Task details ▸ Pick each line that has "Graph" out of the records.

Dataset extract ▸
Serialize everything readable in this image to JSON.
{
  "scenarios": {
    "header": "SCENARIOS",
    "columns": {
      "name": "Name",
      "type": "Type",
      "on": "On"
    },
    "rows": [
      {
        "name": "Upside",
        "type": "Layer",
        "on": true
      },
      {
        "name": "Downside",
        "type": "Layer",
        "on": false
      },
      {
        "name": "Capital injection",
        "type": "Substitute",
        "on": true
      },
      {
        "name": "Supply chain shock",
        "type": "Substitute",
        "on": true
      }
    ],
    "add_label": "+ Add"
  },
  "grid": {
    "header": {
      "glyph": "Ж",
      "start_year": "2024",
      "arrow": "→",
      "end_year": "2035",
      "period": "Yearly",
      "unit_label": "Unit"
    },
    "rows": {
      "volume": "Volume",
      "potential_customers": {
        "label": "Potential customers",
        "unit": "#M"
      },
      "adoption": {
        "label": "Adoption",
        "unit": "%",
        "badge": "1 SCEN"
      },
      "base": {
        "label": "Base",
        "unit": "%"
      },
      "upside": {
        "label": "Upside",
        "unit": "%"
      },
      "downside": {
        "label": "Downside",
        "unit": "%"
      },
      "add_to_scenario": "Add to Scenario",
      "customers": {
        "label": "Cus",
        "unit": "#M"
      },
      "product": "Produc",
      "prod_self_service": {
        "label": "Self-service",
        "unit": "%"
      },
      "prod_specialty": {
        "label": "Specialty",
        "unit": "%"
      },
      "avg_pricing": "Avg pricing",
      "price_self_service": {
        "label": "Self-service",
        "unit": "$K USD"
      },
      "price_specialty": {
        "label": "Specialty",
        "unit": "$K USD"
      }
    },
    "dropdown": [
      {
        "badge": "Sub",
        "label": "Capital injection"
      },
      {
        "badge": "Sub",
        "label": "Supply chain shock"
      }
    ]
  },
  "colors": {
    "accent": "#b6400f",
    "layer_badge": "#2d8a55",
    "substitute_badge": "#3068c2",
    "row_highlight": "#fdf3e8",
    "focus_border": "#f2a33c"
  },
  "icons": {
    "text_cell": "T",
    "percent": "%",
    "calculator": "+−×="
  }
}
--
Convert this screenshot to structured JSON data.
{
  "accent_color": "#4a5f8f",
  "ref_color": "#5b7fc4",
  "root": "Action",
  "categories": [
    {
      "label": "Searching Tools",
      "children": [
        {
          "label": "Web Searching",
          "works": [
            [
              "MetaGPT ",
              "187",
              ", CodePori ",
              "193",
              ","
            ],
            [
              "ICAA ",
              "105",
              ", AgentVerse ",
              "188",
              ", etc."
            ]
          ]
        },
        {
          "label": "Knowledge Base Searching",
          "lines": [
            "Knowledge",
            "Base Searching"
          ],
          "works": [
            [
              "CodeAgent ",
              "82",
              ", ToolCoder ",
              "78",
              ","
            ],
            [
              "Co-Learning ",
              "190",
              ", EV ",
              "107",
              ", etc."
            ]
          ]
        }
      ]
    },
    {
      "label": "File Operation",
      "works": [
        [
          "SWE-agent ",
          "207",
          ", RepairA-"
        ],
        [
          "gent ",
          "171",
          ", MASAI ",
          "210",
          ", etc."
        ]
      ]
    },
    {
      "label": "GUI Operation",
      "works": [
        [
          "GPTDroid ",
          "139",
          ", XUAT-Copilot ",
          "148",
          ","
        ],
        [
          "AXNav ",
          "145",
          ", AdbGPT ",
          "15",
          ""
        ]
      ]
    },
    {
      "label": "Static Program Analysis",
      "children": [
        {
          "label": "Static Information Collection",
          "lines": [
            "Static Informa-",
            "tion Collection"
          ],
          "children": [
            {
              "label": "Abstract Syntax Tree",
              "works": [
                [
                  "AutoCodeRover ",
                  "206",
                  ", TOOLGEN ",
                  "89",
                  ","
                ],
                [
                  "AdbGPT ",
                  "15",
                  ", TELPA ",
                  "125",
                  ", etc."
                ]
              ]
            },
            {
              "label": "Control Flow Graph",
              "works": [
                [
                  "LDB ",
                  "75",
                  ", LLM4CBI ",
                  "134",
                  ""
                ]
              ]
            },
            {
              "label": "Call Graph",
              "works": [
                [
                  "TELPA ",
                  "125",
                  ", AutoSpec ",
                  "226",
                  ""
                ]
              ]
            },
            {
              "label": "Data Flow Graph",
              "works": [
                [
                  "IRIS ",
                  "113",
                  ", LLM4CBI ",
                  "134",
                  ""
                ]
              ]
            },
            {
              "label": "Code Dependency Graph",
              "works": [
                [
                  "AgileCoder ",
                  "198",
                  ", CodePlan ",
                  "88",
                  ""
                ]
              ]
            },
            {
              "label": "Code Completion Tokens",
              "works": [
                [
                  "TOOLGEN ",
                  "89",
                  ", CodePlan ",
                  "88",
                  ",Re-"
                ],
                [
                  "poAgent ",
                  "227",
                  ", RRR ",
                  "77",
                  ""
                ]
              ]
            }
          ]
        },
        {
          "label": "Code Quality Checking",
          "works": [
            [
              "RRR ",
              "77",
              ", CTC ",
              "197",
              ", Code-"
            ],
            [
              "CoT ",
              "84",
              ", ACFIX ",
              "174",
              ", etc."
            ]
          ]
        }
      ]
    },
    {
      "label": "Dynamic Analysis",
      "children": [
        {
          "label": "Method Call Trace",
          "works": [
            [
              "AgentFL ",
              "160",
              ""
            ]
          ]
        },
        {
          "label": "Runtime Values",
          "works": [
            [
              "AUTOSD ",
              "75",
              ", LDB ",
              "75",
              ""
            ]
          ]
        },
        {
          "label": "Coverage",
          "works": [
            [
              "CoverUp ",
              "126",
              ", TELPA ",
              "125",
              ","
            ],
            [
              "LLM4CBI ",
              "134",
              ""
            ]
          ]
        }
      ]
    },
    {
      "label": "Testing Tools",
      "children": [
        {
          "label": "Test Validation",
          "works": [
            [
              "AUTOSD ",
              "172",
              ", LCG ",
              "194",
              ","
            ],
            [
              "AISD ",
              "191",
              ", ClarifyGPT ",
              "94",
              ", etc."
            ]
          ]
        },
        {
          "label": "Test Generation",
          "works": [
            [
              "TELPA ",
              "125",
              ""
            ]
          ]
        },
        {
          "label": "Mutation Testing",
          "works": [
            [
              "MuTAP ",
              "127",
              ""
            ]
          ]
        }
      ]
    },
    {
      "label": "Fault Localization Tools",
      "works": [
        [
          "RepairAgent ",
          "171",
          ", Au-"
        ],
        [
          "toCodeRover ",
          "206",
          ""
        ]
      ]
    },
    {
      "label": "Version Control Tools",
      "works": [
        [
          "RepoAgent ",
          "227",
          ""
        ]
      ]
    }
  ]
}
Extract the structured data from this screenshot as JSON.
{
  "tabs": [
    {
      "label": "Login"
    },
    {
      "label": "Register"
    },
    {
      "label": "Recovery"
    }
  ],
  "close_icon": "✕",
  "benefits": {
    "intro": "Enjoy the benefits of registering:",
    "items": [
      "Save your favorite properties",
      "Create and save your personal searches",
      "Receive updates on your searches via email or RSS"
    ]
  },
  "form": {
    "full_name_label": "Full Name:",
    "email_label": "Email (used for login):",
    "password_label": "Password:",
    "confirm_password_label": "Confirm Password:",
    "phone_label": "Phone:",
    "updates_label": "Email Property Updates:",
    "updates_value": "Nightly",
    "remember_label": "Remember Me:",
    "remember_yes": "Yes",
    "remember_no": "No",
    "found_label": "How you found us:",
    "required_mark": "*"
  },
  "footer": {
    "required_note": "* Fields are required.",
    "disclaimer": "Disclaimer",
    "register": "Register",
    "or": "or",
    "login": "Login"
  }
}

Answer for this exercise ▸
              "label": "Control Flow Graph",
              "label": "Call Graph",
              "label": "Data Flow Graph",
              "label": "Code Dependency Graph",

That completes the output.